◆ SUPPLIED DATA ◆
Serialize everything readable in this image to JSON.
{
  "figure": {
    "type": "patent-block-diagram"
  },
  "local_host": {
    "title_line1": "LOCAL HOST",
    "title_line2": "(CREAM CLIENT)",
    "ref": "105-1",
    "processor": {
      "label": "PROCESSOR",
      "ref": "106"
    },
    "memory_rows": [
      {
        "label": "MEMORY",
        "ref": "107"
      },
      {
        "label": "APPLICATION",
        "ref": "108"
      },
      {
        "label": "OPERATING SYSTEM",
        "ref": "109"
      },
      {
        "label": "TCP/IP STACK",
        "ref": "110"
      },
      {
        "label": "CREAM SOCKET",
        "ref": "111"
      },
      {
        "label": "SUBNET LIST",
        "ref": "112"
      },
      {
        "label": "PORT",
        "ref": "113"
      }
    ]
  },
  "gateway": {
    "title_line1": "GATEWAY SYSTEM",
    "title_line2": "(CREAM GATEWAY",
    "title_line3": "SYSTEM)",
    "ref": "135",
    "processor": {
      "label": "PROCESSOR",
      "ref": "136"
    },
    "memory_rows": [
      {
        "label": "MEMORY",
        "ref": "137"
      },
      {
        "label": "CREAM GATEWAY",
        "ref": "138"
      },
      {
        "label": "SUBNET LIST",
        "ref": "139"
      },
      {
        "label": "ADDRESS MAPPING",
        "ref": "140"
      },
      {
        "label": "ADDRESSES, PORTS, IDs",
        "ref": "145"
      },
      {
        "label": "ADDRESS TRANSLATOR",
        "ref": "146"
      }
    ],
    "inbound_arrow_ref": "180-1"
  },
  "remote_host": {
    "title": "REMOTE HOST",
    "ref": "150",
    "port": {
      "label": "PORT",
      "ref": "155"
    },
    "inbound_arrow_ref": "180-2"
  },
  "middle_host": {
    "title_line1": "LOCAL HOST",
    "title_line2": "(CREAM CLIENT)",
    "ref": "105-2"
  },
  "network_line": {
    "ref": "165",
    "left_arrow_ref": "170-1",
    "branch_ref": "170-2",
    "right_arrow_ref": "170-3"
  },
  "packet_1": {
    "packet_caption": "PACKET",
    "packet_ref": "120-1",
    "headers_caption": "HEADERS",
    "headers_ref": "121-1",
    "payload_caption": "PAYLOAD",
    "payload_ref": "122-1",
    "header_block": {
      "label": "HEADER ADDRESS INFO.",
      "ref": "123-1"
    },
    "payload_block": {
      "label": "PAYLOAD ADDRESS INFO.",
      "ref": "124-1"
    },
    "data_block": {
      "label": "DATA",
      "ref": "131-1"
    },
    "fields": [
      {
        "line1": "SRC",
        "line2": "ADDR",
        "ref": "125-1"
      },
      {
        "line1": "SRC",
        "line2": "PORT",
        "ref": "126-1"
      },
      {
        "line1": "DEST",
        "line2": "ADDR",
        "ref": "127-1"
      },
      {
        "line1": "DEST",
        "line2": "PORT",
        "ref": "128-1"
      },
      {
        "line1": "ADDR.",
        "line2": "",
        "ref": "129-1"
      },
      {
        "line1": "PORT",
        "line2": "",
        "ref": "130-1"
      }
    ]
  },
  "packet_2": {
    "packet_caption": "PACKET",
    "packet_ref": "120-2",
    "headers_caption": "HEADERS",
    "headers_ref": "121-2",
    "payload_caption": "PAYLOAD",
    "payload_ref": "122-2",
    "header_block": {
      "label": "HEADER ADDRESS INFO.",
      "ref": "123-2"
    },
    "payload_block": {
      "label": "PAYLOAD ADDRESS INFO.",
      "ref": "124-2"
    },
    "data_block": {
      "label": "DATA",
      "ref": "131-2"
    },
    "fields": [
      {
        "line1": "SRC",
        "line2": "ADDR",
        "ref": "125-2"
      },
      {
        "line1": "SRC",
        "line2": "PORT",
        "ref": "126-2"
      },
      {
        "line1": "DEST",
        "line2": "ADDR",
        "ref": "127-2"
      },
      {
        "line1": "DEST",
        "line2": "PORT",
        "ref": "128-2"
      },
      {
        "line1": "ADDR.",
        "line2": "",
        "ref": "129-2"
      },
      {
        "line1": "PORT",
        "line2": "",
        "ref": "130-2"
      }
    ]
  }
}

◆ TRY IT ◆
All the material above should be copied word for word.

◆ RESPONSE TO THE EXERCISE ◆
Serialize everything readable in this image to JSON.
{
  "figure": {
    "type": "patent-block-diagram"
  },
  "local_host": {
    "title_line1": "LOCAL HOST",
    "title_line2": "(CREAM CLIENT)",
    "ref": "105-1",
    "processor": {
      "label": "PROCESSOR",
      "ref": "106"
    },
    "memory_rows": [
      {
        "label": "MEMORY",
        "ref": "107"
      },
      {
        "label": "APPLICATION",
        "ref": "108"
      },
      {
        "label": "OPERATING SYSTEM",
        "ref": "109"
      },
      {
        "label": "TCP/IP STACK",
        "ref": "110"
      },
      {
        "label": "CREAM SOCKET",
        "ref": "111"
      },
      {
        "label": "SUBNET LIST",
        "ref": "112"
      },
      {
        "label": "PORT",
        "ref": "113"
      }
    ]
  },
  "gateway": {
    "title_line1": "GATEWAY SYSTEM",
    "title_line2": "(CREAM GATEWAY",
    "title_line3": "SYSTEM)",
    "ref": "135",
    "processor": {
      "label": "PROCESSOR",
      "ref": "136"
    },
    "memory_rows": [
      {
        "label": "MEMORY",
        "ref": "137"
      },
      {
        "label": "CREAM GATEWAY",
        "ref": "138"
      },
      {
        "label": "SUBNET LIST",
        "ref": "139"
      },
      {
        "label": "ADDRESS MAPPING",
        "ref": "140"
      },
      {
        "label": "ADDRESSES, PORTS, IDs",
        "ref": "145"
      },
      {
        "label": "ADDRESS TRANSLATOR",
        "ref": "146"
      }
    ],
    "inbound_arrow_ref": "180-1"
  },
  "remote_host": {
    "title": "REMOTE HOST",
    "ref": "150",
    "port": {
      "label": "PORT",
      "ref": "155"
    },
    "inbound_arrow_ref": "180-2"
  },
  "middle_host": {
    "title_line1": "LOCAL HOST",
    "title_line2": "(CREAM CLIENT)",
    "ref": "105-2"
  },
  "network_line": {
    "ref": "165",
    "left_arrow_ref": "170-1",
    "branch_ref": "170-2",
    "right_arrow_ref": "170-3"
  },
  "packet_1": {
    "packet_caption": "PACKET",
    "packet_ref": "120-1",
    "headers_caption": "HEADERS",
    "headers_ref": "121-1",
    "payload_caption": "PAYLOAD",
    "payload_ref": "122-1",
    "header_block": {
      "label": "HEADER ADDRESS INFO.",
      "ref": "123-1"
    },
    "payload_block": {
      "label": "PAYLOAD ADDRESS INFO.",
      "ref": "124-1"
    },
    "data_block": {
      "label": "DATA",
      "ref": "131-1"
    },
    "fields": [
      {
        "line1": "SRC",
        "line2": "ADDR",
        "ref": "125-1"
      },
      {
        "line1": "SRC",
        "line2": "PORT",
        "ref": "126-1"
      },
      {
        "line1": "DEST",
        "line2": "ADDR",
        "ref": "127-1"
      },
      {
        "line1": "DEST",
        "line2": "PORT",
        "ref": "128-1"
      },
      {
        "line1": "ADDR.",
        "line2": "",
        "ref": "129-1"
      },
      {
        "line1": "PORT",
        "line2": "",
        "ref": "130-1"
      }
    ]
  },
  "packet_2": {
    "packet_caption": "PACKET",
    "packet_ref": "120-2",
    "headers_caption": "HEADERS",
    "headers_ref": "121-2",
    "payload_caption": "PAYLOAD",
    "payload_ref": "122-2",
    "header_block": {
      "label": "HEADER ADDRESS INFO.",
      "ref": "123-2"
    },
    "payload_block": {
      "label": "PAYLOAD ADDRESS INFO.",
      "ref": "124-2"
    },
    "data_block": {
      "label": "DATA",
      "ref": "131-2"
    },
    "fields": [
      {
        "line1": "SRC",
        "line2": "ADDR",
        "ref": "125-2"
      },
      {
        "line1": "SRC",
        "line2": "PORT",
        "ref": "126-2"
      },
      {
        "line1": "DEST",
        "line2": "ADDR",
        "ref": "127-2"
      },
      {
        "line1": "DEST",
        "line2": "PORT",
        "ref": "128-2"
      },
      {
        "line1": "ADDR.",
        "line2": "",
        "ref": "129-2"
      },
      {
        "line1": "PORT",
        "line2": "",
        "ref": "130-2"
      }
    ]
  }
}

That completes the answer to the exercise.